The underlying etiology of the illness mainly determines erythrocytosis treatment. Primary erythrocytosis management, caused by a genetic mutation such as the JAK2 mutation, often includes regular monitoring of hematocrit levels and therapeutic phlebotomy. This procedure removes excess red blood cells to reduce blood viscosity and the risk of complications such as blood clots.

Secondary erythrocytosis, typically caused by external factors such as prolonged hypoxia, necessitates addressing the underlying cause. This may entail treating the underlying problem, such as lung or heart disease, or changing lifestyle variables, such as quitting smoking and staying hydrated.

Medicines such as hydroxyurea may be used to reduce red blood cell synthesis in some circumstances. After a thorough review of the patient’s individual circumstances and medical history, a healthcare practitioner should decide the best treatment strategy for erythrocytosis.

When To See A Doctor

Consult a primary care physician if you have symptoms such as exhaustion, dizziness, or shortness of breath, have abnormal blood test results, or have risk factors such as a family history or chronic conditions. Seek medical advice if you use drugs that influence red blood cell formation or reside at high altitudes. Early identification and management are critical to treat the underlying causes and limit potential complications.


This information is intended for educational purposes only and should not be considered a substitute for professional medical advice.

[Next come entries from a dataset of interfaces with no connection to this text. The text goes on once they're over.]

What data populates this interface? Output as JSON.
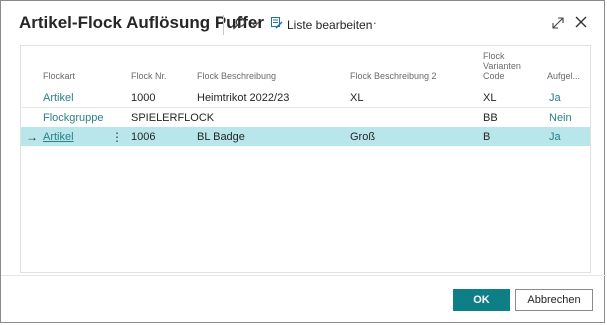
{
  "dialog": {
    "title": "Artikel-Flock Auflösung Puffer",
    "toolbar": {
      "edit_list_label": "Liste bearbeiten",
      "more_label": "···"
    },
    "buttons": {
      "ok": "OK",
      "cancel": "Abbrechen"
    },
    "accent_color": "#0e7e87",
    "selected_row_color": "#b8e6ea"
  },
  "table": {
    "columns": {
      "flockart": "Flockart",
      "flock_nr": "Flock Nr.",
      "flock_beschreibung": "Flock Beschreibung",
      "flock_beschreibung2": "Flock Beschreibung 2",
      "flock_varianten_code_1": "Flock",
      "flock_varianten_code_2": "Varianten",
      "flock_varianten_code_3": "Code",
      "aufgeloest": "Aufgel..."
    },
    "rows": [
      {
        "flockart": "Artikel",
        "flock_nr": "1000",
        "beschreibung": "Heimtrikot 2022/23",
        "beschreibung2": "XL",
        "varianten_code": "XL",
        "aufgeloest": "Ja"
      },
      {
        "flockart": "Flockgruppe",
        "flock_nr": "SPIELERFLOCK",
        "beschreibung": "",
        "beschreibung2": "",
        "varianten_code": "BB",
        "aufgeloest": "Nein"
      },
      {
        "flockart": "Artikel",
        "flock_nr": "1006",
        "beschreibung": "BL Badge",
        "beschreibung2": "Groß",
        "varianten_code": "B",
        "aufgeloest": "Ja",
        "selected": true
      }
    ]
  }
}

If you have concerns about erythrocytosis or any other medical condition, please see a doctor for an accurate diagnosis and personalized treatment suggestions.